Exploring the Shadow Realm of Virtual Reality: Gaming’s Sexual Assault Crisis Triggers Moral Outcry and Mental Health Alarms

by | Apr 1, 2024

The realm of virtual reality (VR) offers an expansive landscape for exploration, innovation, and entertainment. It has captivated audiences with its ability to transport users to other worlds and provide experiences that were once confined to the imagination. Yet, recent developments have cast a shadow over this seemingly limitless digital frontier. A case from the United Kingdom, involving a young girl who reported a sexual assault within a VR game, has shone a spotlight on the darker aspects of virtual environments and the repercussions they may have on participants.

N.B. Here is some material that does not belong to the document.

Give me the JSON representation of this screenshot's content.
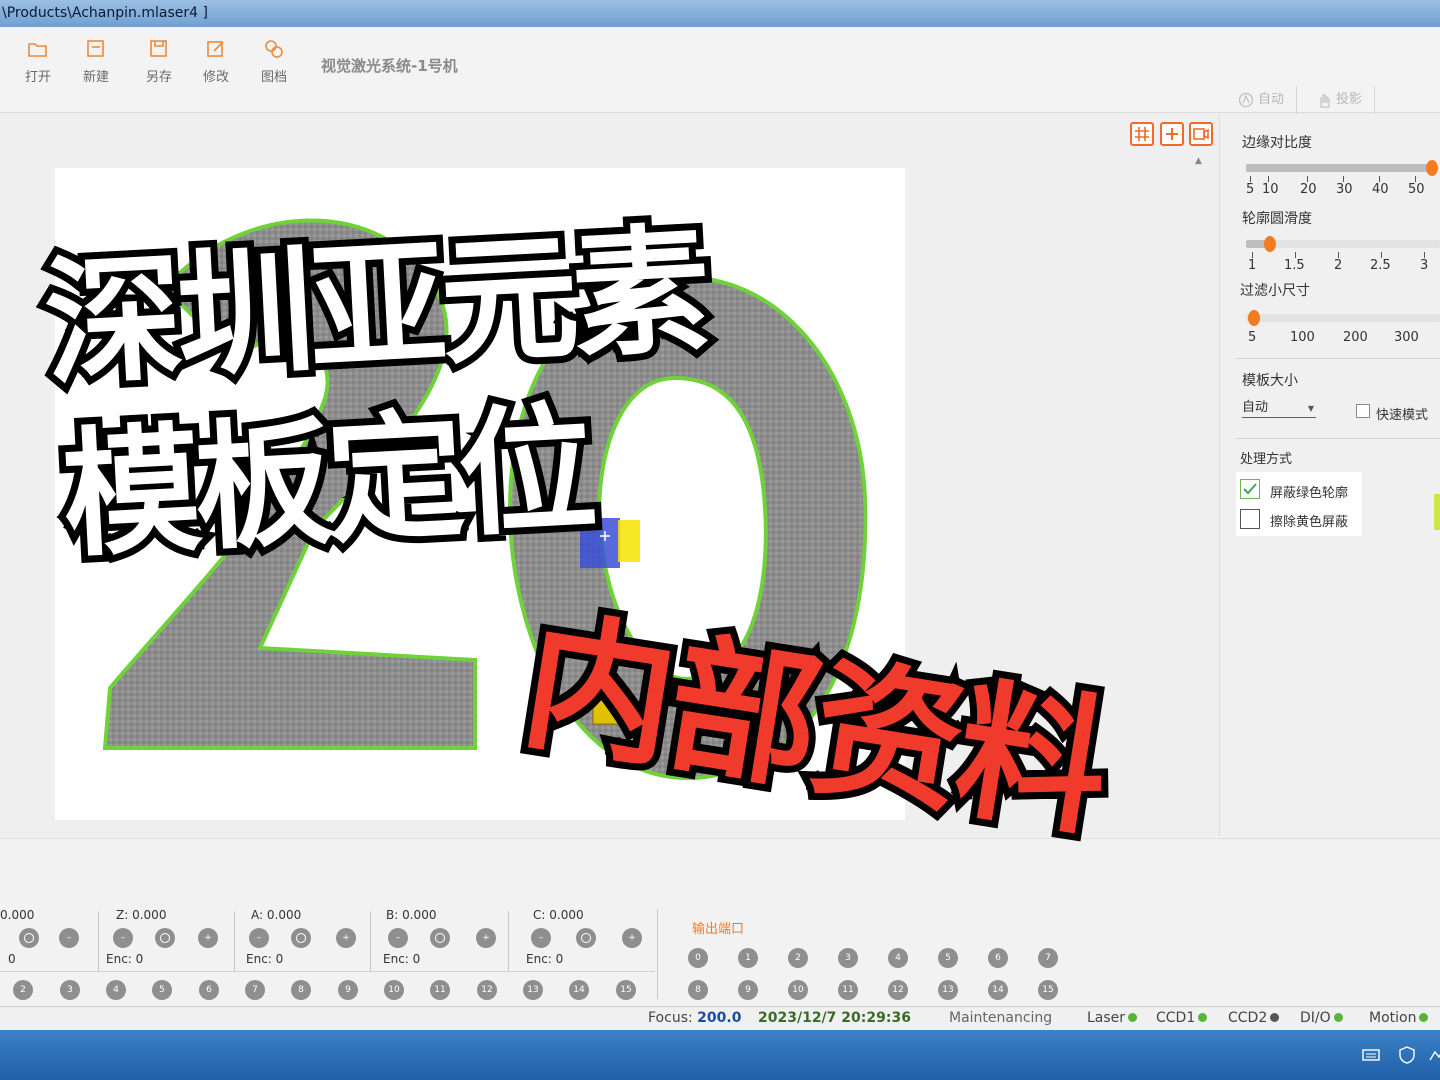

This alarming incident has not only sparked outrage but also ignited a series of ethical and psychological discussions about the representation of sexual violence within the gaming industry. The existence of games with explicit rape scenes has prompted a public outcry, with calls for a reexamination of content boundaries and the responsibilities that fall upon developers. The advanced realism offered by VR technology dangerously blurs the line between the virtual and the actual, leading to concerns about the potential psychological damage that can be inflicted by simulated sexual assaults.

The influence of virtual interactions on individual perceptions of sexuality and consent cannot be understated. Such considerations necessitate a reevaluation of how content is created and managed within VR spaces. A particular point of contention arose with the modification of a popular game, “Grand Theft Auto,” which enabled players to engage in simulated sexual assault. This modification, and others like it, underscore the pressing need for comprehensive industry regulations to curb the spread of harmful and offensive material.

As the discussion evolves, the notion that virtual actions should have real-world repercussions becomes increasingly contentious. The psychological impact of virtual experiences is being scrutinized, with an emphasis on the lasting trauma that can result from virtual assaults. The distinction between virtual and physical harm becomes less defined, prompting vital discourse on the matters of accountability and the safeguarding of players within these immersive spaces.

Academics are raising red flags about the online disinhibition effect, which posits that individuals may become desensitized to harmful behaviors—including sexual violence—when encountered in a virtual context. This effect has far-reaching implications for how users interact within digital spaces and the normalization of aggressive behavior. Advocates, including Emily May, have been vocal about the need for games to present more positive and realistic depictions of gender and relationships, challenging the harmful stereotypes that are often perpetuated within the industry.

The support of those who have suffered sexual assault or domestic violence is paramount, especially as they navigate the complexities posed by virtual worlds. Organizations such as the Utah Domestic Violence Coalition provide resources and assistance to those affected by such experiences. Their work underscores the significance of awareness and the necessity of support structures for individuals who have been impacted by virtual acts of violence.

As society contends with the moral and ethical dilemmas presented by sexual assault in virtual gaming, the path forward requires a united effort. It is imperative that we ensure the mental and emotional well-being of participants, fostering a safe and inclusive digital ecosystem. Through open dialogue, stringent ethical standards, and a commitment to inclusivity, there is an opportunity to forge a more respectful and accountable VR environment that enriches rather than diminishes the human experience. The future of VR hinges on our collective ability to recognize and address these challenges, shaping a virtual landscape that reflects the best of our values and aspirations.